The corona pandemic and its fight cause gigantic costs, not just economically. According to World Bank calculations, an additional 150 million people in the developing and emerging countries will be in the absolute this year and next poverty fall, so their diet and survival are at risk. Nobody in this country is threatened by this, but here too the consequences for many people are immense.
Because in addition to the financial losses, many also suffer psychologically from the situation. How strong is shown by two studies that have just been published. Accordingly, the burdens have increased considerably, and a not inconsiderable part of the population has been plunged into acute psychological problems.
This takes place against the background that mental illnesses have already increased sharply in recent years. The costs for the health system and the national economy are now threatening to rise further.
“In view of past experience of emergencies, it is to be expected that the need for psychological and psychosocial support will increase significantly in the months and years to come,” said the World Health Organization (WHO) in a message on the occasion of World Mental Health Day, which takes place this Saturday. As plausible as it is, it is also unclear how great the problems that societies are facing.
The Axa Group, which is also one of the largest private health insurers in Germany, has therefore commissioned a study to investigate the mental well-being and psyche of people in crisis. And the results are worrying.
“Mental problems are the third, invisible wave of the corona pandemic,” says Alexander Vollert, head of the Axa Group in Germany, summarizing the results of the Europe-wide investigation. “A third of Germans experienced a deterioration in their mental health during the Corona crisis.”
Different population groups are affected to different degrees. Particularly worrying: People who already suffer from mental health problems are struggling much more severely with the crisis. Of them, 45 percent said they had felt in control of their own lives in the past few months to have lost. In contrast, it is only 15 percent of those surveyed without previous mental illnesses.

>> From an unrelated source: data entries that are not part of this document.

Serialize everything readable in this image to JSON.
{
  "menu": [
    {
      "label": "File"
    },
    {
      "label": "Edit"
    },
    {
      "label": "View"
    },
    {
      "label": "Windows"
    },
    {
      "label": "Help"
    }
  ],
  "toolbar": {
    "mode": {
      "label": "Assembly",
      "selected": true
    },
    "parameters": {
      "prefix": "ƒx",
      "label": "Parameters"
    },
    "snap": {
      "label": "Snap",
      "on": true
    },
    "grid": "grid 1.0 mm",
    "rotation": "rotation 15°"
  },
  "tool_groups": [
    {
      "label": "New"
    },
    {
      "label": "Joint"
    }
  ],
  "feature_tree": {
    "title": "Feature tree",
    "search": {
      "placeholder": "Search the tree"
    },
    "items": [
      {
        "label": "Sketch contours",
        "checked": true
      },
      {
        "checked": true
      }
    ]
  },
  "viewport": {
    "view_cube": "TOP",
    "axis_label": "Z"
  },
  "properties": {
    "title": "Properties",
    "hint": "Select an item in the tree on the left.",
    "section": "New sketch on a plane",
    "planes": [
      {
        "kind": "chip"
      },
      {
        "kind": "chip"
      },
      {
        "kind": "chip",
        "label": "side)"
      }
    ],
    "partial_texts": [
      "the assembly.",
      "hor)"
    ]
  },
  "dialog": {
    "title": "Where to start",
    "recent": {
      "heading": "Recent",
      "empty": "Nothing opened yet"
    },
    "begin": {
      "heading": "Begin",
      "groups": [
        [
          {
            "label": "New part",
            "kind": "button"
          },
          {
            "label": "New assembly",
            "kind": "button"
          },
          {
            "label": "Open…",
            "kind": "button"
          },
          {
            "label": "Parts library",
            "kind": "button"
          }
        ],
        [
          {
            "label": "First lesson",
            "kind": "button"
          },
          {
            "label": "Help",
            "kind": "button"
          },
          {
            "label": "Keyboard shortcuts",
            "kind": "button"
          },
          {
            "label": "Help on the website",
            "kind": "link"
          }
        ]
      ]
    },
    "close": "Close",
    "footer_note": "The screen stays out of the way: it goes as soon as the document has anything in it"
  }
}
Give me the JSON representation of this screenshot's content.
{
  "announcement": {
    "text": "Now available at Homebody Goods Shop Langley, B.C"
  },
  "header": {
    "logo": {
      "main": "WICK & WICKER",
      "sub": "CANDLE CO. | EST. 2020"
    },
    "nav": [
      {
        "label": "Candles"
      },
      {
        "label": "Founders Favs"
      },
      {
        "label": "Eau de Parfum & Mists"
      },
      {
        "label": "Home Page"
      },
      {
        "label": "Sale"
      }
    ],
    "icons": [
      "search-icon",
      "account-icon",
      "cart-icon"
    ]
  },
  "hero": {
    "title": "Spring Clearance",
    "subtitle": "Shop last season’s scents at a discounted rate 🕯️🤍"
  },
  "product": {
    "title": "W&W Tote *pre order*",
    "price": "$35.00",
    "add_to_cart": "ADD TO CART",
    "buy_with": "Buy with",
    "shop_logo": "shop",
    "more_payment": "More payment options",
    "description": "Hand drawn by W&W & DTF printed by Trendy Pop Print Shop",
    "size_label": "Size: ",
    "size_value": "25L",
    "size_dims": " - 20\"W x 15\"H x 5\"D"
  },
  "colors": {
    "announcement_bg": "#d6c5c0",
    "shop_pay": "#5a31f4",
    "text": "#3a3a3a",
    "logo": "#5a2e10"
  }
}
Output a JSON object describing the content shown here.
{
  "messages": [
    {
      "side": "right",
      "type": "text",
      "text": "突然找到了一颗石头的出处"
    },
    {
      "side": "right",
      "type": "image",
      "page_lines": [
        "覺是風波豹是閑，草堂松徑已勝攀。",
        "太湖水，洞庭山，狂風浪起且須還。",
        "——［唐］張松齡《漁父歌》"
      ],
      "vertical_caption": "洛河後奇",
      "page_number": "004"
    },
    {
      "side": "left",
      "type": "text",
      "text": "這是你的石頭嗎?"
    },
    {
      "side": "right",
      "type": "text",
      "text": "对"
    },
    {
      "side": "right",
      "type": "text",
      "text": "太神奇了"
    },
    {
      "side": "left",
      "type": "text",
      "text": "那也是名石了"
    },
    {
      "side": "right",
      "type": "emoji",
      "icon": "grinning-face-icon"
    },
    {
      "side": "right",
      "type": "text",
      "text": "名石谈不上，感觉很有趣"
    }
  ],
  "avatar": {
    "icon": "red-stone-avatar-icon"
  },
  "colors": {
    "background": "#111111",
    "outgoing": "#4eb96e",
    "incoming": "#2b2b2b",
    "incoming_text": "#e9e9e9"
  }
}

Extroverts are also more at risk than introverts – they lack going out and meeting other people more. Age also plays a role: the older the person, the more psychologically they suffer. And for everyone who also had to go through a relationship crisis during this time, that increased.
However, Germany is still doing relatively well in a European comparison. In this country, only 25 percent said that during the crisis they at least partially felt that they had lost control of their lives.
In Switzerland it is a third, in Great Britain half, and in Italy 57 percent say yes. There, however, the lockdown measures were also the toughest.
Another indication of the extent of the psychological devastation wrought by the measures to contain the pandemic is a study by the European Foundation for the Improvement of Living and Working Conditions. She asked a total of 87,477 people in all 27 EU countries, first in April and then again in July, how they assess their psychological situation. In April, there were strict curfews everywhere, and in July there was an extensive easing. The differences are considerable.
On average, the mental well-being among EU citizens increased during this time by four points on a scale from 0 to 100, from 49 to 53. This includes statements on five questions that relate to the mental state.
Germany is pretty much in line with the average of all 27 EU countries. As expected, the jump was more pronounced in states that had imposed a particularly tough lockdown. Among the age groups, there were significant improvements, especially among people over 50 – this corresponds to the results of the Axa study, according to which this population group is particularly hard hit by the crisis.
However, particularly low levels of mental well-being were still found among those who had lost their jobs. It is obvious.
At the same time, however, it became apparent that even those who went into Homeoffice moved, the stress increased noticeably. Every eighth feels isolated, every fourth feels emotionally drained. Every third person has the feeling that they cannot cope with their workload or they feel exhausted after work.
Women seem to be particularly psychologically stressed, as shown in both surveys. When it comes to mental well-being, their values are well below those of men, and in the Axa study, too, 44 percent of women stated that their challenges and problems in life had increased due to the corona crisis.
Just under one in three men said this. “Women suffer from the triple burden of work and family and also from closed schools,” says Axa boss Vollert.
In his opinion, the corona crisis acts like a catalyst in terms of mental problems. He therefore advocates doing everything possible not to lose the people affected. It is primarily about human fate, but also about the economic impact.
Even before the crisis, twelve percent of Germans were seriously mentally ill – by far the highest figure in the EU. And it could now increase even further.
“Even today, mental health problems are the third most common reason for incapacity to work,” warns Vollert. This affects 15 percent of all sick leave. In addition, these sick leave takes a particularly long time, on average 33.7 days. Mental illness is the cause in over a third of cases of occupational disability.
According to a report by the OECD, the economic costs of mental illness for the entire EU from then 28 countries amounted to 600 billion euros per year in 2018. According to the Federal Statistical Office in Germany, statutory health insurance funds spend 44 billion euros a year on the treatment of such diseases alone.
Axa boss Vollert sees a glimmer of hope. The survey also shows that there is greater attention to the topic and that people are more willing to deal with it. This must be addressed by increasingly making low-threshold offers for early treatment, especially digitally. Then maybe at least some of the psychological damage caused by the pandemic could be limited.